Prisoners' rights – which way would you vote?

Posted on Thursday 10th February 2011

It’s not surprising that the current debate on prisoners’ voting rights is dividing opinions not just between political parties but also within the parties themselves.

The origins of this issue lay at the feet at the European Court of Human Rights but this is not just about the enfranchisement of the estimated 30,000 people who may now have the right to vote. In May of this year we have significant local elections in England and, whilst this sensitive debate may not be fully resolved by then, the precipitous balance in local elections could be substantially affected in some communities by those incarcerated.

I can recall a visit to one of Her Majesty’s institutions to discover that a number of inmates came from one specific locality.
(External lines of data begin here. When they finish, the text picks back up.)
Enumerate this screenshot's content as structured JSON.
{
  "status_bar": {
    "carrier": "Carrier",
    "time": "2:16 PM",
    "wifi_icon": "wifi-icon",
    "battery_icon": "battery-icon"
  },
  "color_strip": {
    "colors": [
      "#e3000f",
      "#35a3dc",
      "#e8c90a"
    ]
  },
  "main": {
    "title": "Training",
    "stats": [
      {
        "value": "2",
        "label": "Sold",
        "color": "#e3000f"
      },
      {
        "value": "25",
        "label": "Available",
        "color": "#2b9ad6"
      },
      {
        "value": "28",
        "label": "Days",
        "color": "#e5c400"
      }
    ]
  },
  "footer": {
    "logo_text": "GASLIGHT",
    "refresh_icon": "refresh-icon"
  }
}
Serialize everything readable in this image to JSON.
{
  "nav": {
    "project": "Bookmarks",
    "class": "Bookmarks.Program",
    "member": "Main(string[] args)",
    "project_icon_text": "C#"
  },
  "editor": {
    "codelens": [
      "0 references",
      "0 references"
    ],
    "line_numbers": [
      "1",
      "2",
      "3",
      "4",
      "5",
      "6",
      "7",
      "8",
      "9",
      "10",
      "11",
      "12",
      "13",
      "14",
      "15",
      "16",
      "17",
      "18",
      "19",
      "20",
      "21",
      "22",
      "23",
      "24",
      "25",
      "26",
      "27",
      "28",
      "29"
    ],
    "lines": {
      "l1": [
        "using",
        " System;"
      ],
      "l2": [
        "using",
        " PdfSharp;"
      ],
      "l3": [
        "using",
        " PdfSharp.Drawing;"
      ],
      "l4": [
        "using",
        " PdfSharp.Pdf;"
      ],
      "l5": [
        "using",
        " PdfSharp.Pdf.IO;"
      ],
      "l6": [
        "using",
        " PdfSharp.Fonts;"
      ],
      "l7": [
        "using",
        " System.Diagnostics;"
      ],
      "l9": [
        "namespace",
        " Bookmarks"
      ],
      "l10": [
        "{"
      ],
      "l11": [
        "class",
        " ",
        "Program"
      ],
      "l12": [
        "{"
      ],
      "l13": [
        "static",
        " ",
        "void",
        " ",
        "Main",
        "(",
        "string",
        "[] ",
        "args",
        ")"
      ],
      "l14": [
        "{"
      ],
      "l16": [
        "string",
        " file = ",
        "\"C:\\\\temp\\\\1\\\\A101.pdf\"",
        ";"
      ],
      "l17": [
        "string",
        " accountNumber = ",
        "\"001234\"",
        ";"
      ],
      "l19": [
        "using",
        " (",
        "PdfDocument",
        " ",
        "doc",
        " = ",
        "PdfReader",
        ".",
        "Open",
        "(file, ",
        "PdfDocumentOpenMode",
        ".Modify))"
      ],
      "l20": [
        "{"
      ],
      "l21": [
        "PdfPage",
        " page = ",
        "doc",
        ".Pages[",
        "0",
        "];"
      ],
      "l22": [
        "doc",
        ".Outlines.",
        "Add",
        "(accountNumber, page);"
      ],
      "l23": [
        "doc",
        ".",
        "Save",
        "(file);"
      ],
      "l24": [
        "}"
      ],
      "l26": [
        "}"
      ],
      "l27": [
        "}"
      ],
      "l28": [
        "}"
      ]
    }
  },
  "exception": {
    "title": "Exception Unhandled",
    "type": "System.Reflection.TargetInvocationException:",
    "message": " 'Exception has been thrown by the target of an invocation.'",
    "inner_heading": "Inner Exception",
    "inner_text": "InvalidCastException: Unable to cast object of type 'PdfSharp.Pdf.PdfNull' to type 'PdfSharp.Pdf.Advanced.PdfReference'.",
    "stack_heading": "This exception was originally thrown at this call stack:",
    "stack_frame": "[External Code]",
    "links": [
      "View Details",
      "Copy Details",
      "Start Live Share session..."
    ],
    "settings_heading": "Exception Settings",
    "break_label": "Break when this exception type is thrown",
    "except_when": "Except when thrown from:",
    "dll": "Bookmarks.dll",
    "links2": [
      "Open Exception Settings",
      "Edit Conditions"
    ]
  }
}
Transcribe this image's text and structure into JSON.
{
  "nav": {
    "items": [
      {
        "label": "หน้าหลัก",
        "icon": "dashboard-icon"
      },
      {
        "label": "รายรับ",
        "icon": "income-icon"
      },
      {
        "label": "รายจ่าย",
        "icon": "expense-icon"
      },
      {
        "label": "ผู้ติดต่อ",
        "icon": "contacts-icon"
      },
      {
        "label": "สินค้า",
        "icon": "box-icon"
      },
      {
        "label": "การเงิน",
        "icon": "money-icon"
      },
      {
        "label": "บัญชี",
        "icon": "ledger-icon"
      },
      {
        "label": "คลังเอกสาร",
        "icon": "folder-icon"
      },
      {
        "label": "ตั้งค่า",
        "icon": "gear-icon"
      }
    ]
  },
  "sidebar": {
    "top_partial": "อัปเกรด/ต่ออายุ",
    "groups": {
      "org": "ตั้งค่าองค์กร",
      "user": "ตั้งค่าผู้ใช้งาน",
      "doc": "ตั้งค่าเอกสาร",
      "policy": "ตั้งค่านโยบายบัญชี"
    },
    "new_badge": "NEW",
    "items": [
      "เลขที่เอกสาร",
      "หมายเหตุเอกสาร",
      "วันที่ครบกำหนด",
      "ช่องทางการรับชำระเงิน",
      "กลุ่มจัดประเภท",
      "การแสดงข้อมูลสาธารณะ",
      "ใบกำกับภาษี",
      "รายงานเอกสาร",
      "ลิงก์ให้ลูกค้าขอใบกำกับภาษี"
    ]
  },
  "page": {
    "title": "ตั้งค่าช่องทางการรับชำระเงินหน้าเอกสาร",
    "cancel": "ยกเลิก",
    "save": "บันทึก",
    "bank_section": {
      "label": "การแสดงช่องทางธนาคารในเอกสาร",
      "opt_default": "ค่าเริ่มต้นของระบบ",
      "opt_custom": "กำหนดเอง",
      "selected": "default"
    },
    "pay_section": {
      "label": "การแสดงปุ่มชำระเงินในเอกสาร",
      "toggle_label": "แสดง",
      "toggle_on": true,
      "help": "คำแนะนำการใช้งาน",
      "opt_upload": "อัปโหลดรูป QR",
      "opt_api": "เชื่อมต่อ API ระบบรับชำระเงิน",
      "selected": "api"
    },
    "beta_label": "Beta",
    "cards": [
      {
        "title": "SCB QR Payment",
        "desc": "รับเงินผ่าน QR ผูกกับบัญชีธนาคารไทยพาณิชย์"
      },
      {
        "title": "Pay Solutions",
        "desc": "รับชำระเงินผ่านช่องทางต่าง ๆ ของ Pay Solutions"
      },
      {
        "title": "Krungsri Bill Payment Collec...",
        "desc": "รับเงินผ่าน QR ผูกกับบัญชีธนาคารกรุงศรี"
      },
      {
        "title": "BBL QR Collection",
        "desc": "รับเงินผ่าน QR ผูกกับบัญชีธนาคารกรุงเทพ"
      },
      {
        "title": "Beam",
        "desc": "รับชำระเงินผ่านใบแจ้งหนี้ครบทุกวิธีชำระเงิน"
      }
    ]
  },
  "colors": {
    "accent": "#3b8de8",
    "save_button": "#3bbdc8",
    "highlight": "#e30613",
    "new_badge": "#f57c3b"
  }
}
Assuming they had the opportunity to vote for a local candidate and they all cast their votes in one direction – how much political mileage could be made of this by the ‘unsuccessful’ candidate(s)? There is also potential that it would bring a renewed level of interest to the often lacklustre way that the media treats local politics. You can just imagine the headlines.

So, the debate is not just about the rights and the wrongs of prisoners having access to the ballot box, but how local elections could be significantly affected by re-enfranchisement of the incarcerated population. The fearful are making noises about the ‘footpads’ of society holding political views that stray from the mainstream of politics – but there are many who freely walk the streets who hold dearly to political views that perhaps the silent majority find less than tasteful, but is that not the nature of a democracy? On the positive side – if prisoners are encouraged to explore their role as active citizens and what that means, a positive outcome may be that they will cast their vote with a level of discretion and understanding that many of the free fail to do.

By extending the right to vote to prisoners, perhaps we are sending a positive message that everyone in society can have a say in the way that the country and communities are run. Would a released prisoner not feel better disposed to re-entering society knowing they had a say in who governs them?

Ian Briggs
Institute of Local Government Studies (INLOGOV)